Writer’s Tip: Every Hero Has an Achilles Heel
According to WIKI, Achilles was a hero of the Trojan War and the greatest of all Greek warriors. In addition, he’s a central character of Homer's Iliad. Famous dude. Lived in the spotlight. An MVP. Big-time. He had just one weakness.
How could that be?
Great question. Here’s the answer: “…when his mother Thetis dipped him in the river Styx as an infant, she held him by one of his heels.”
That dip made him invulnerable—except, of course, for where his Mom held him.
Flash-forward to Monday night, Sept. 11, 2023. Another hero. Another warrior. “Grade A.” Numero Uno. MVP.
After a stellar career with the Green Bay Packers, Rodgers went from Cheese-head to Apple-head, when he became a quarterback for the New York Jets, where he was touted as a savior for a franchise that hadn’t been a consistent Super Bowl caliber team since Broadway Joe Namath led the J-E-T-S to a 16-7 upset victory over the Baltimore Colts at the Orange Bowl in Miami, Florida.
By the way, that was the third AFL–NFL Championship Game in pro football and the first to bear the moniker “Super Bowl”—but let’s get back to our tale of terror and tendons.
Aaron Rogers stepped on the field Sept. 11 to kick off a new era of hope for the Jets. There was even talk of Super Bowl run … finally.
The hope didn’t last long. Minutes into his first drive, the aging quarterback (he turns 40 in December) was sacked, injured, and helped off the field, never to return. It was later announced he was out for the season. The culprit: a torn Achilles tendon.
Rogers was a five-time All-Pro and 10-time Pro Bowler. An all-around MVP. To get him, the Jets gave up a first-round draft pick, a second-round pick, a sixth-round pick and a conditional 2024 second-round.
So much for so little return.

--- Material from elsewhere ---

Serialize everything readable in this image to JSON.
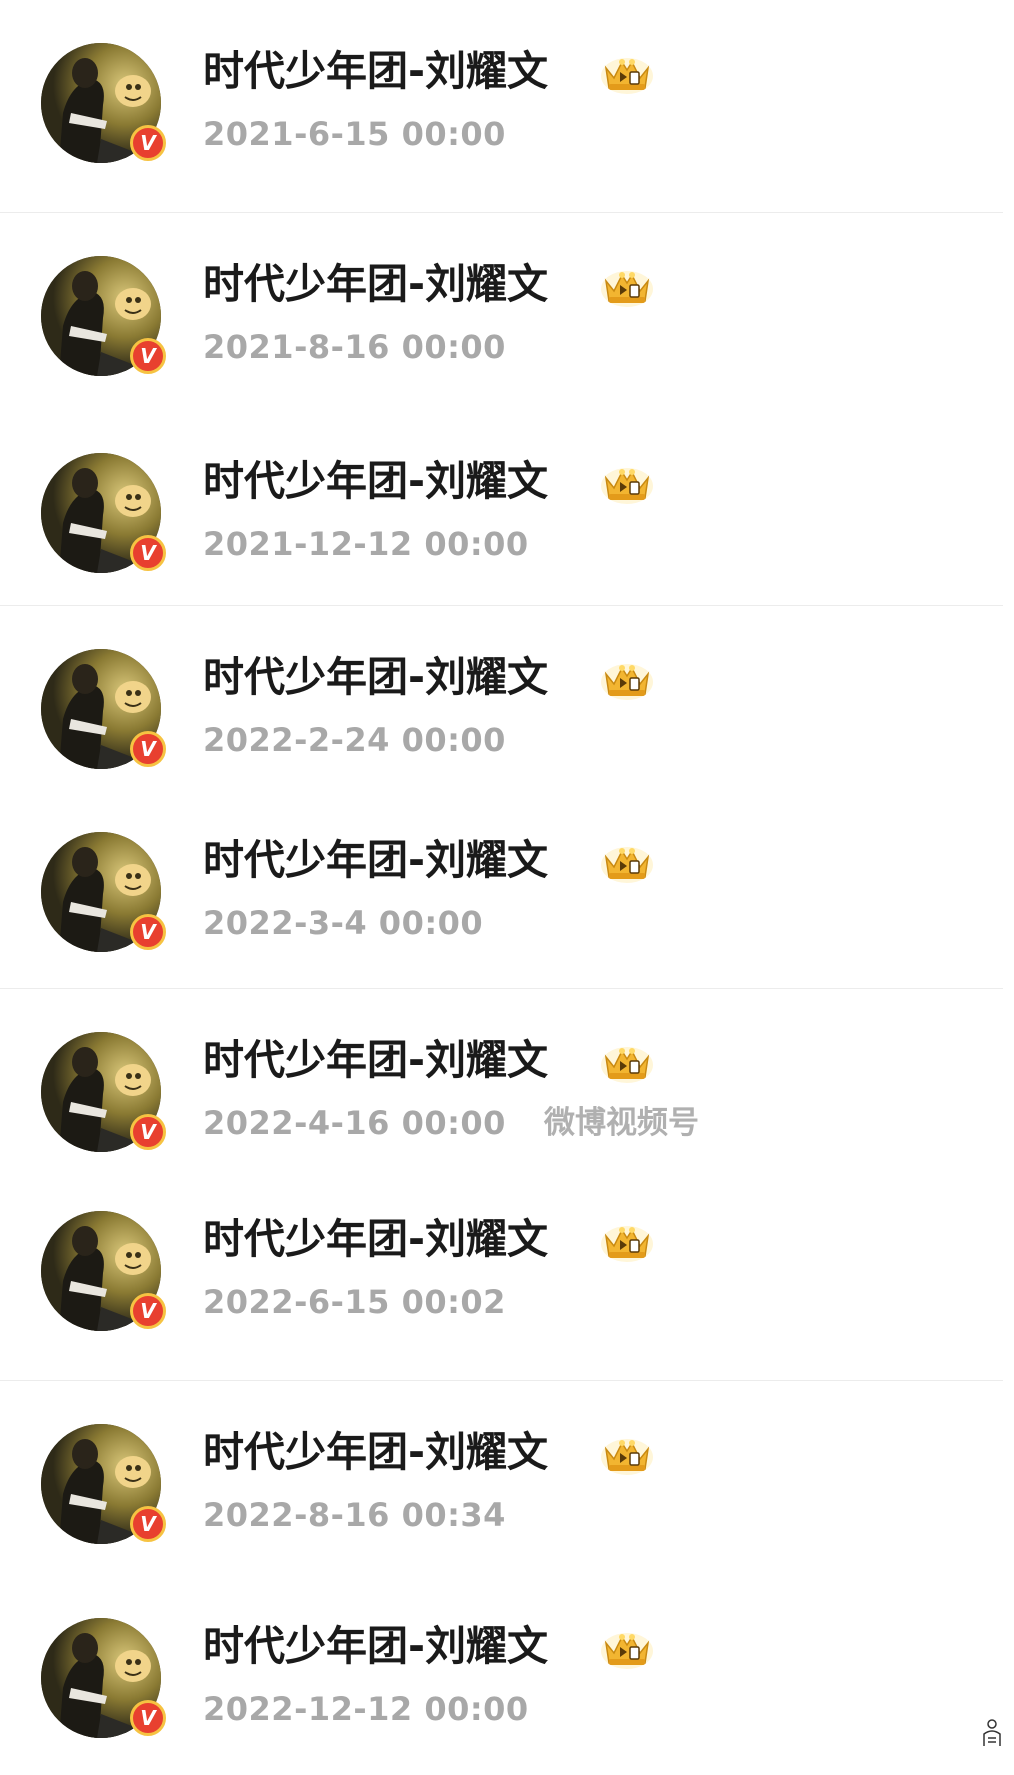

There are many lessons in the Aaron Rogers saga … “Don’t put all your eggs in one basket comes to mind.” What about you? Have you ever done that? I have … one time, long ago, I remember planning my future around winning one of those big-money contests at McDonald’s. … Didn’t win, but at least I got a great burger and fries out of it—which is more than what the Jets may end up with.
WRITER'S TIP: If you're crafting a story about a hero, remember to give him/her a weakness. For example, Indiana Jones was afraid of snakes. His Dad feared rats. Having a vulnerability raises the stakes in a hero's journey.